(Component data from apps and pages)
###
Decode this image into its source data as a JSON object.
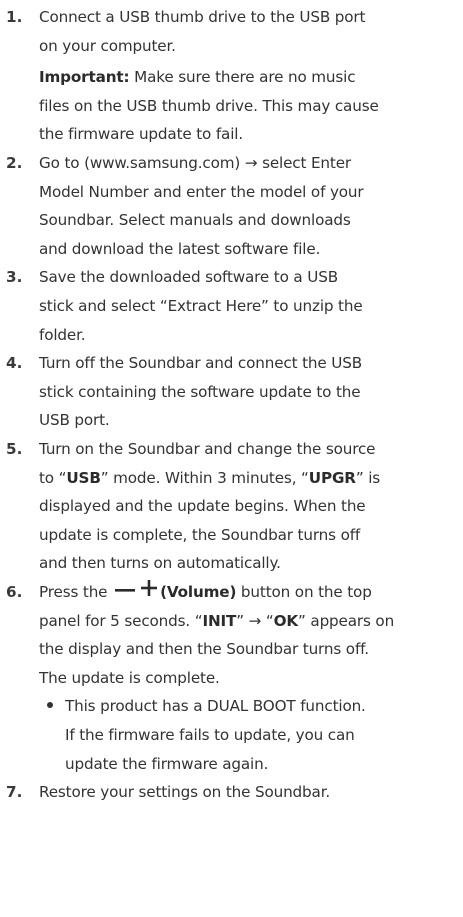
{
  "steps": [
    {
      "number": "1.",
      "lines": [
        "Connect a USB thumb drive to the USB port",
        "on your computer."
      ],
      "note": {
        "label": "Important:",
        "line1": " Make sure there are no music",
        "lines": [
          "files on the USB thumb drive. This may cause",
          "the firmware update to fail."
        ]
      }
    },
    {
      "number": "2.",
      "lines": [
        "Go to (www.samsung.com) → select Enter",
        "Model Number and enter the model of your",
        "Soundbar. Select manuals and downloads",
        "and download the latest software file."
      ]
    },
    {
      "number": "3.",
      "lines": [
        "Save the downloaded software to a USB",
        "stick and select “Extract Here” to unzip the",
        "folder."
      ]
    },
    {
      "number": "4.",
      "lines": [
        "Turn off the Soundbar and connect the USB",
        "stick containing the software update to the",
        "USB port."
      ]
    },
    {
      "number": "5.",
      "line1_a": "Turn on the Soundbar and change the source",
      "line2_a": "to “",
      "line2_b": "USB",
      "line2_c": "” mode. Within 3 minutes, “",
      "line2_d": "UPGR",
      "line2_e": "” is",
      "lines": [
        "displayed and the update begins. When the",
        "update is complete, the Soundbar turns off",
        "and then turns on automatically."
      ]
    },
    {
      "number": "6.",
      "line1_a": "Press the ",
      "line1_b": "(Volume)",
      "line1_c": " button on the top",
      "line2_a": "panel for 5 seconds. “",
      "line2_b": "INIT",
      "line2_c": "” → “",
      "line2_d": "OK",
      "line2_e": "” appears on",
      "lines": [
        "the display and then the Soundbar turns off.",
        "The update is complete."
      ],
      "bullet_lines": [
        "This product has a DUAL BOOT function.",
        "If the firmware fails to update, you can",
        "update the firmware again."
      ]
    },
    {
      "number": "7.",
      "lines": [
        "Restore your settings on the Soundbar."
      ]
    }
  ],
  "icons": [
    "minus-icon",
    "plus-icon"
  ],
  "colors": {
    "text": "#333333",
    "bold": "#2b2b2b"
  }
}
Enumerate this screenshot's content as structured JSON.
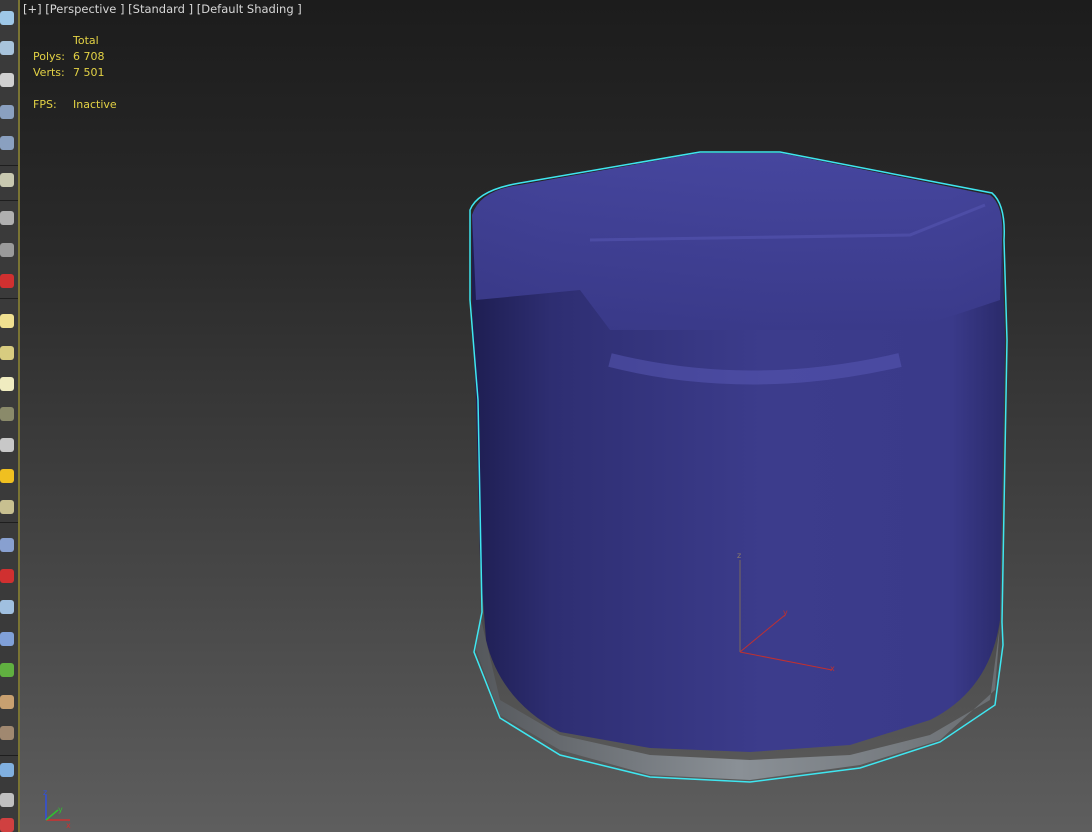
{
  "viewport": {
    "label_parts": [
      "[+]",
      "[Perspective ]",
      "[Standard ]",
      "[Default Shading ]"
    ],
    "stats": {
      "header": "Total",
      "polys_label": "Polys:",
      "polys_value": "6 708",
      "verts_label": "Verts:",
      "verts_value": "7 501",
      "fps_label": "FPS:",
      "fps_value": "Inactive"
    },
    "gizmo_axes": [
      "x",
      "y",
      "z"
    ],
    "selection_color": "#3fe6f0",
    "object_color": "#3b3b8e"
  },
  "toolbar": {
    "icons": [
      "teapot-icon",
      "cloud-icon",
      "render-frame-icon",
      "table-icon",
      "layout-icon",
      "keyboard-icon",
      "camera-icon",
      "sphere-half-icon",
      "red-bulb-icon",
      "box-icon",
      "dome-icon",
      "disc-icon",
      "turtle-icon",
      "cone-icon",
      "sun-icon",
      "ellipse-icon",
      "particles-icon",
      "pin-icon",
      "wire-pyramid-icon",
      "gear-icon",
      "grass-icon",
      "shell-icon",
      "spiral-icon",
      "sphere-icon",
      "cursor-icon",
      "frame-icon"
    ]
  }
}
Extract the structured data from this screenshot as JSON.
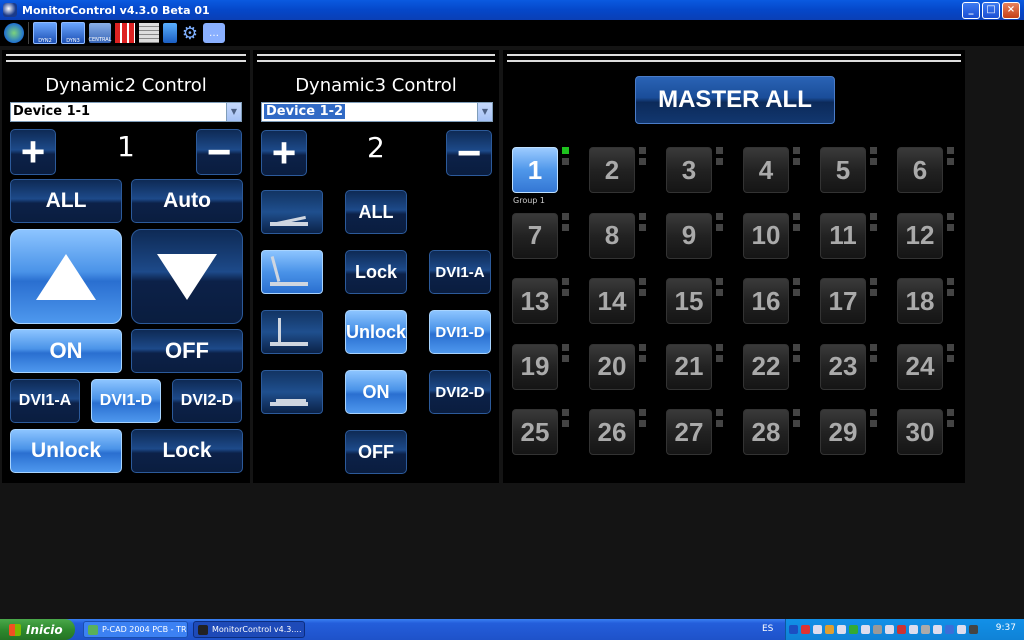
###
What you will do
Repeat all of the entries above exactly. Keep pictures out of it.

Task response
Decode this image into its source data as a JSON object.
{
  "steps": [
    {
      "number": "1.",
      "lines": [
        "Connect a USB thumb drive to the USB port",
        "on your computer."
      ],
      "note": {
        "label": "Important:",
        "line1": " Make sure there are no music",
        "lines": [
          "files on the USB thumb drive. This may cause",
          "the firmware update to fail."
        ]
      }
    },
    {
      "number": "2.",
      "lines": [
        "Go to (www.samsung.com) → select Enter",
        "Model Number and enter the model of your",
        "Soundbar. Select manuals and downloads",
        "and download the latest software file."
      ]
    },
    {
      "number": "3.",
      "lines": [
        "Save the downloaded software to a USB",
        "stick and select “Extract Here” to unzip the",
        "folder."
      ]
    },
    {
      "number": "4.",
      "lines": [
        "Turn off the Soundbar and connect the USB",
        "stick containing the software update to the",
        "USB port."
      ]
    },
    {
      "number": "5.",
      "line1_a": "Turn on the Soundbar and change the source",
      "line2_a": "to “",
      "line2_b": "USB",
      "line2_c": "” mode. Within 3 minutes, “",
      "line2_d": "UPGR",
      "line2_e": "” is",
      "lines": [
        "displayed and the update begins. When the",
        "update is complete, the Soundbar turns off",
        "and then turns on automatically."
      ]
    },
    {
      "number": "6.",
      "line1_a": "Press the ",
      "line1_b": "(Volume)",
      "line1_c": " button on the top",
      "line2_a": "panel for 5 seconds. “",
      "line2_b": "INIT",
      "line2_c": "” → “",
      "line2_d": "OK",
      "line2_e": "” appears on",
      "lines": [
        "the display and then the Soundbar turns off.",
        "The update is complete."
      ],
      "bullet_lines": [
        "This product has a DUAL BOOT function.",
        "If the firmware fails to update, you can",
        "update the firmware again."
      ]
    },
    {
      "number": "7.",
      "lines": [
        "Restore your settings on the Soundbar."
      ]
    }
  ],
  "icons": [
    "minus-icon",
    "plus-icon"
  ],
  "colors": {
    "text": "#333333",
    "bold": "#2b2b2b"
  }
}
Enumerate this screenshot's content as structured JSON.
{
  "viewport": {
    "label_parts": [
      "[+]",
      "[Perspective ]",
      "[Standard ]",
      "[Default Shading ]"
    ],
    "stats": {
      "header": "Total",
      "polys_label": "Polys:",
      "polys_value": "6 708",
      "verts_label": "Verts:",
      "verts_value": "7 501",
      "fps_label": "FPS:",
      "fps_value": "Inactive"
    },
    "gizmo_axes": [
      "x",
      "y",
      "z"
    ],
    "selection_color": "#3fe6f0",
    "object_color": "#3b3b8e"
  },
  "toolbar": {
    "icons": [
      "teapot-icon",
      "cloud-icon",
      "render-frame-icon",
      "table-icon",
      "layout-icon",
      "keyboard-icon",
      "camera-icon",
      "sphere-half-icon",
      "red-bulb-icon",
      "box-icon",
      "dome-icon",
      "disc-icon",
      "turtle-icon",
      "cone-icon",
      "sun-icon",
      "ellipse-icon",
      "particles-icon",
      "pin-icon",
      "wire-pyramid-icon",
      "gear-icon",
      "grass-icon",
      "shell-icon",
      "spiral-icon",
      "sphere-icon",
      "cursor-icon",
      "frame-icon"
    ]
  }
}
Extract the structured data from this screenshot as JSON.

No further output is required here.